> **What you have to do**:
Look through the records and copy every line in which "JSON" appears.

Website and app data records
■ ■ ■ ■ ■

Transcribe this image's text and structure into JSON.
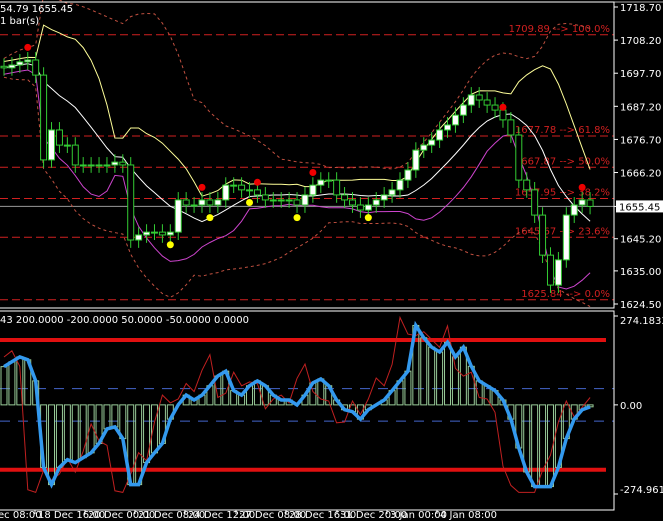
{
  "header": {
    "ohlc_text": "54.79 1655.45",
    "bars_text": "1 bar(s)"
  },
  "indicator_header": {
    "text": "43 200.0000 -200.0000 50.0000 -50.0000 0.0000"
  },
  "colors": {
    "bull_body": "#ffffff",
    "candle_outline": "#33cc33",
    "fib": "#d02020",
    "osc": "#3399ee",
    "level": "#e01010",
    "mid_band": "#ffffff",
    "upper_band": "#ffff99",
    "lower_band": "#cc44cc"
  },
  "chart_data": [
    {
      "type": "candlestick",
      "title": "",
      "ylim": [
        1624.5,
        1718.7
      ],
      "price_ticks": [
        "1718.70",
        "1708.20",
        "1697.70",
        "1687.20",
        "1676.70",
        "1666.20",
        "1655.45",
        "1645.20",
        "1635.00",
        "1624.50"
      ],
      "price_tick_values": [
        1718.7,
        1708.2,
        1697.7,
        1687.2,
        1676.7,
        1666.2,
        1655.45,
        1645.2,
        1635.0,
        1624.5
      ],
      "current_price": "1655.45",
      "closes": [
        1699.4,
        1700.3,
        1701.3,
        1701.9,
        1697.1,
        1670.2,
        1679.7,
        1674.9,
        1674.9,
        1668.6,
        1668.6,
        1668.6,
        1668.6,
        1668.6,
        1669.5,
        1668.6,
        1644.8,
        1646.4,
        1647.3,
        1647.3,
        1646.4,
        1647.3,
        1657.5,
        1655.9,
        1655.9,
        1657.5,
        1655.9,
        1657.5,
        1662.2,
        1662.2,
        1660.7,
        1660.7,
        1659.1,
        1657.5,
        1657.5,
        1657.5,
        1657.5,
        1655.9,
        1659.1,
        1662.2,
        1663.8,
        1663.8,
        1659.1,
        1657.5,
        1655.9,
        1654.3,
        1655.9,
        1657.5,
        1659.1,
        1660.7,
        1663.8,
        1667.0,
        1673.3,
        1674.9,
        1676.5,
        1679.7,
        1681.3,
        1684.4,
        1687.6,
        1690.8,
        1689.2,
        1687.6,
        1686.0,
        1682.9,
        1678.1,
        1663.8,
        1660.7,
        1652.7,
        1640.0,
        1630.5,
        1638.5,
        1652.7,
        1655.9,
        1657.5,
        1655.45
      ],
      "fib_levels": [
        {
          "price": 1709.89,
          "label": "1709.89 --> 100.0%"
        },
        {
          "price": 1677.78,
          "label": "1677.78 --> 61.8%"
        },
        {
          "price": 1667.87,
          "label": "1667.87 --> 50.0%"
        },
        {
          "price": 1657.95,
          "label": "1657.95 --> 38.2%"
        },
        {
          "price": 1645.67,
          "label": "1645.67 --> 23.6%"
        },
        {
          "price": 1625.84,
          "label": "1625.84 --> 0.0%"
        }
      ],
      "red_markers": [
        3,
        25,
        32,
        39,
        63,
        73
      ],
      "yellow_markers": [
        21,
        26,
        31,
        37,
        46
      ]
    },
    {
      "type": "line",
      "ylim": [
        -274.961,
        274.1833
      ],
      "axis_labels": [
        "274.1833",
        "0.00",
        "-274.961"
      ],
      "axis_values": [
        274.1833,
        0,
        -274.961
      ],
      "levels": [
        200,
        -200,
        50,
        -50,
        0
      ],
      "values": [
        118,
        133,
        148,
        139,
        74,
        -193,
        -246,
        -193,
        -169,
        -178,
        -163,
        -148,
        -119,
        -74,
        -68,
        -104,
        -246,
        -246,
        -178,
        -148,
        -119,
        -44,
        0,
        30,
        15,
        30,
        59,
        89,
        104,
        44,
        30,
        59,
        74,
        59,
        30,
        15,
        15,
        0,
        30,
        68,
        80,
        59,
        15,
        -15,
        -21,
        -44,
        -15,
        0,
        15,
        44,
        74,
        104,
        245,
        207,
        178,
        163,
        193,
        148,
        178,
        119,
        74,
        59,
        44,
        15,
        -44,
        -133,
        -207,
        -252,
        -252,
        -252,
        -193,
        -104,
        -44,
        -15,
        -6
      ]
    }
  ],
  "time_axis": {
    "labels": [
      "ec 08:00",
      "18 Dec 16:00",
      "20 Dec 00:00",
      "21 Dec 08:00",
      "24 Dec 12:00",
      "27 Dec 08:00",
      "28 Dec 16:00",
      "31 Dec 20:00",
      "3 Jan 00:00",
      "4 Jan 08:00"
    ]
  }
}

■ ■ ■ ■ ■

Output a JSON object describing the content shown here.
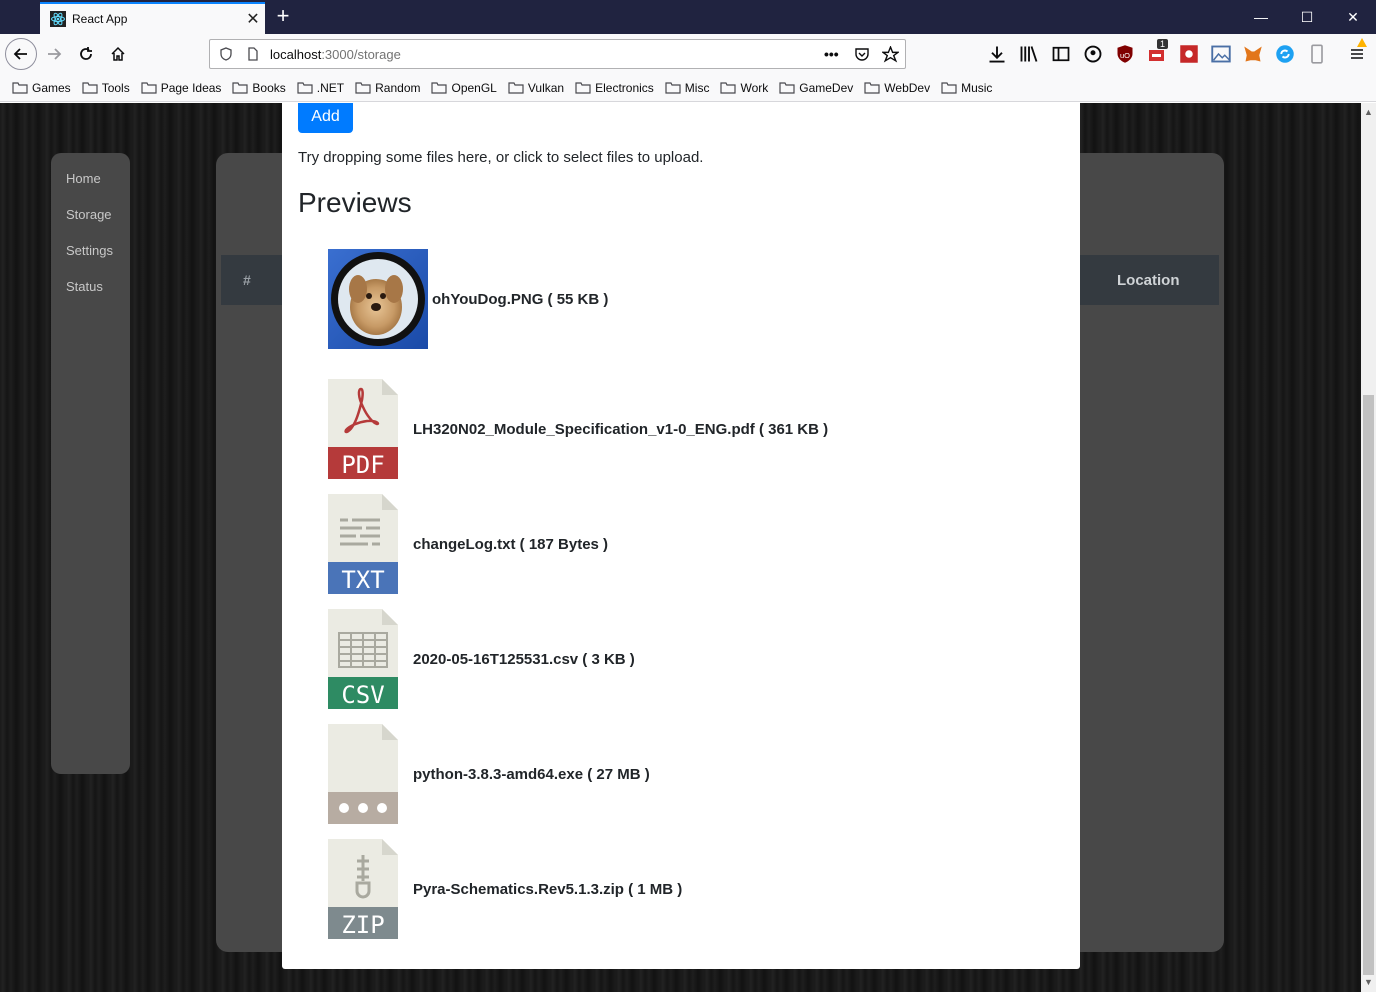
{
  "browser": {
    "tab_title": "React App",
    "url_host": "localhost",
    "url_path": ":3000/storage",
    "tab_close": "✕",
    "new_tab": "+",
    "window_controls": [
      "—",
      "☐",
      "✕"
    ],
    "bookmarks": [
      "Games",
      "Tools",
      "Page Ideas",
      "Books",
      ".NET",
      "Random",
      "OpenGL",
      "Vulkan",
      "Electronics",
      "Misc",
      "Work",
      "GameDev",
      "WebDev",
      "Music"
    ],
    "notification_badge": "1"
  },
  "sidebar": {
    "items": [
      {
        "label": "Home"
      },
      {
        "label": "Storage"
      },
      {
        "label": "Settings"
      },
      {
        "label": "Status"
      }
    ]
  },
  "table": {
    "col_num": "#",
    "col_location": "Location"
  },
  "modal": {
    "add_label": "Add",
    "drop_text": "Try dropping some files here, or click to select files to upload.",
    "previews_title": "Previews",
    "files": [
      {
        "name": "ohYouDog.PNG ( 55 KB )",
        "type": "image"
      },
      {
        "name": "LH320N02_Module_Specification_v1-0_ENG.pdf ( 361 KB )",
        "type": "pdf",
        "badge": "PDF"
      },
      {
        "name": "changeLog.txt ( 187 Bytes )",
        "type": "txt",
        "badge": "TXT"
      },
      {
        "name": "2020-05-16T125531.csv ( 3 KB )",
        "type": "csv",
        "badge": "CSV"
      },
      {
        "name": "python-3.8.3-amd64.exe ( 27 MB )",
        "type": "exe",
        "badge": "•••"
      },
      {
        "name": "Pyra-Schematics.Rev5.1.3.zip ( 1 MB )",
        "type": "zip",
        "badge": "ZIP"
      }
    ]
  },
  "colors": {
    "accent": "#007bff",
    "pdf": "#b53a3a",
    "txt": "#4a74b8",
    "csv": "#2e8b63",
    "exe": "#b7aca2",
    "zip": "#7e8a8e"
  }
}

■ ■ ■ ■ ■

> **Answer to this exercise**:
Transcribe this image's text and structure into JSON.
Output a JSON object describing the content shown here.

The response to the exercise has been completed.